> Exercise aim: Without including any pictures, copy every line below exactly.

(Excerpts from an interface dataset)
------------------------------------
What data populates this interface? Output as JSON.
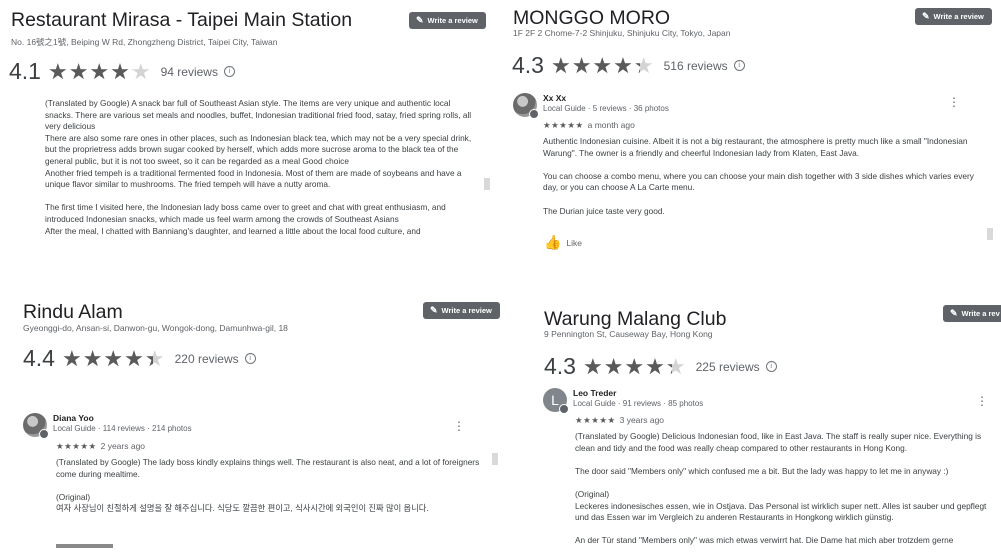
{
  "common": {
    "write_review_label": "Write a review",
    "write_review_short": "Write a rev",
    "like_label": "Like"
  },
  "panels": [
    {
      "name": "Restaurant Mirasa - Taipei Main Station",
      "address": "No. 16號之1號, Beiping W Rd, Zhongzheng District, Taipei City, Taiwan",
      "rating": "4.1",
      "rating_value": 4.1,
      "reviews": "94 reviews",
      "body": [
        "(Translated by Google) A snack bar full of Southeast Asian style. The items are very unique and authentic local snacks. There are various set meals and noodles, buffet, Indonesian traditional fried food, satay, fried spring rolls, all very delicious",
        "There are also some rare ones in other places, such as Indonesian black tea, which may not be a very special drink, but the proprietress adds brown sugar cooked by herself, which adds more sucrose aroma to the black tea of the general public, but it is not too sweet, so it can be regarded as a meal Good choice",
        "Another fried tempeh is a traditional fermented food in Indonesia. Most of them are made of soybeans and have a unique flavor similar to mushrooms. The fried tempeh will have a nutty aroma.",
        "The first time I visited here, the Indonesian lady boss came over to greet and chat with great enthusiasm, and introduced Indonesian snacks, which made us feel warm among the crowds of Southeast Asians",
        "After the meal, I chatted with Banniang's daughter, and learned a little about the local food culture, and"
      ]
    },
    {
      "name": "MONGGO MORO",
      "address": "1F 2F 2 Chome-7-2 Shinjuku, Shinjuku City, Tokyo, Japan",
      "rating": "4.3",
      "rating_value": 4.3,
      "reviews": "516 reviews",
      "reviewer": {
        "name": "Xx Xx",
        "meta": "Local Guide · 5 reviews · 36 photos",
        "stars": "★★★★★",
        "when": "a month ago"
      },
      "body": [
        "Authentic Indonesian cuisine. Albeit it is not a big restaurant, the atmosphere is pretty much like a small \"Indonesian Warung\". The owner is a friendly and cheerful Indonesian lady from Klaten, East Java.",
        "You can choose a combo menu, where you can choose your main dish together with 3 side dishes which varies every day, or you can choose A La Carte menu.",
        "The Durian juice taste very good."
      ]
    },
    {
      "name": "Rindu Alam",
      "address": "Gyeonggi-do, Ansan-si, Danwon-gu, Wongok-dong, Damunhwa-gil, 18",
      "rating": "4.4",
      "rating_value": 4.4,
      "reviews": "220 reviews",
      "reviewer": {
        "name": "Diana Yoo",
        "meta": "Local Guide · 114 reviews · 214 photos",
        "stars": "★★★★★",
        "when": "2 years ago"
      },
      "body": [
        "(Translated by Google) The lady boss kindly explains things well. The restaurant is also neat, and a lot of foreigners come during mealtime.",
        "(Original)",
        "여자 사장님이 친절하게 설명을 잘 해주십니다. 식당도 깔끔한 편이고, 식사시간에 외국인이 진짜 많이 옵니다."
      ]
    },
    {
      "name": "Warung Malang Club",
      "address": "9 Pennington St, Causeway Bay, Hong Kong",
      "rating": "4.3",
      "rating_value": 4.3,
      "reviews": "225 reviews",
      "reviewer": {
        "initial": "L",
        "name": "Leo Treder",
        "meta": "Local Guide · 91 reviews · 85 photos",
        "stars": "★★★★★",
        "when": "3 years ago"
      },
      "body": [
        "(Translated by Google) Delicious Indonesian food, like in East Java. The staff is really super nice. Everything is clean and tidy and the food was really cheap compared to other restaurants in Hong Kong.",
        "The door said \"Members only\" which confused me a bit. But the lady was happy to let me in anyway :)",
        "(Original)",
        "Leckeres indonesisches essen, wie in Ostjava. Das Personal ist wirklich super nett. Alles ist sauber und gepflegt und das Essen war im Vergleich zu anderen Restaurants in Hongkong wirklich günstig.",
        "An der Tür stand \"Members only\" was mich etwas verwirrt hat. Die Dame hat mich aber trotzdem gerne"
      ]
    }
  ]
}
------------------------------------
> Task result:
What data populates this interface? Output as JSON.
{
  "common": {
    "write_review_label": "Write a review",
    "write_review_short": "Write a rev",
    "like_label": "Like"
  },
  "panels": [
    {
      "name": "Restaurant Mirasa - Taipei Main Station",
      "address": "No. 16號之1號, Beiping W Rd, Zhongzheng District, Taipei City, Taiwan",
      "rating": "4.1",
      "rating_value": 4.1,
      "reviews": "94 reviews",
      "body": [
        "(Translated by Google) A snack bar full of Southeast Asian style. The items are very unique and authentic local snacks. There are various set meals and noodles, buffet, Indonesian traditional fried food, satay, fried spring rolls, all very delicious",
        "There are also some rare ones in other places, such as Indonesian black tea, which may not be a very special drink, but the proprietress adds brown sugar cooked by herself, which adds more sucrose aroma to the black tea of the general public, but it is not too sweet, so it can be regarded as a meal Good choice",
        "Another fried tempeh is a traditional fermented food in Indonesia. Most of them are made of soybeans and have a unique flavor similar to mushrooms. The fried tempeh will have a nutty aroma.",
        "The first time I visited here, the Indonesian lady boss came over to greet and chat with great enthusiasm, and introduced Indonesian snacks, which made us feel warm among the crowds of Southeast Asians",
        "After the meal, I chatted with Banniang's daughter, and learned a little about the local food culture, and"
      ]
    },
    {
      "name": "MONGGO MORO",
      "address": "1F 2F 2 Chome-7-2 Shinjuku, Shinjuku City, Tokyo, Japan",
      "rating": "4.3",
      "rating_value": 4.3,
      "reviews": "516 reviews",
      "reviewer": {
        "name": "Xx Xx",
        "meta": "Local Guide · 5 reviews · 36 photos",
        "stars": "★★★★★",
        "when": "a month ago"
      },
      "body": [
        "Authentic Indonesian cuisine. Albeit it is not a big restaurant, the atmosphere is pretty much like a small \"Indonesian Warung\". The owner is a friendly and cheerful Indonesian lady from Klaten, East Java.",
        "You can choose a combo menu, where you can choose your main dish together with 3 side dishes which varies every day, or you can choose A La Carte menu.",
        "The Durian juice taste very good."
      ]
    },
    {
      "name": "Rindu Alam",
      "address": "Gyeonggi-do, Ansan-si, Danwon-gu, Wongok-dong, Damunhwa-gil, 18",
      "rating": "4.4",
      "rating_value": 4.4,
      "reviews": "220 reviews",
      "reviewer": {
        "name": "Diana Yoo",
        "meta": "Local Guide · 114 reviews · 214 photos",
        "stars": "★★★★★",
        "when": "2 years ago"
      },
      "body": [
        "(Translated by Google) The lady boss kindly explains things well. The restaurant is also neat, and a lot of foreigners come during mealtime.",
        "(Original)",
        "여자 사장님이 친절하게 설명을 잘 해주십니다. 식당도 깔끔한 편이고, 식사시간에 외국인이 진짜 많이 옵니다."
      ]
    },
    {
      "name": "Warung Malang Club",
      "address": "9 Pennington St, Causeway Bay, Hong Kong",
      "rating": "4.3",
      "rating_value": 4.3,
      "reviews": "225 reviews",
      "reviewer": {
        "initial": "L",
        "name": "Leo Treder",
        "meta": "Local Guide · 91 reviews · 85 photos",
        "stars": "★★★★★",
        "when": "3 years ago"
      },
      "body": [
        "(Translated by Google) Delicious Indonesian food, like in East Java. The staff is really super nice. Everything is clean and tidy and the food was really cheap compared to other restaurants in Hong Kong.",
        "The door said \"Members only\" which confused me a bit. But the lady was happy to let me in anyway :)",
        "(Original)",
        "Leckeres indonesisches essen, wie in Ostjava. Das Personal ist wirklich super nett. Alles ist sauber und gepflegt und das Essen war im Vergleich zu anderen Restaurants in Hongkong wirklich günstig.",
        "An der Tür stand \"Members only\" was mich etwas verwirrt hat. Die Dame hat mich aber trotzdem gerne"
      ]
    }
  ]
}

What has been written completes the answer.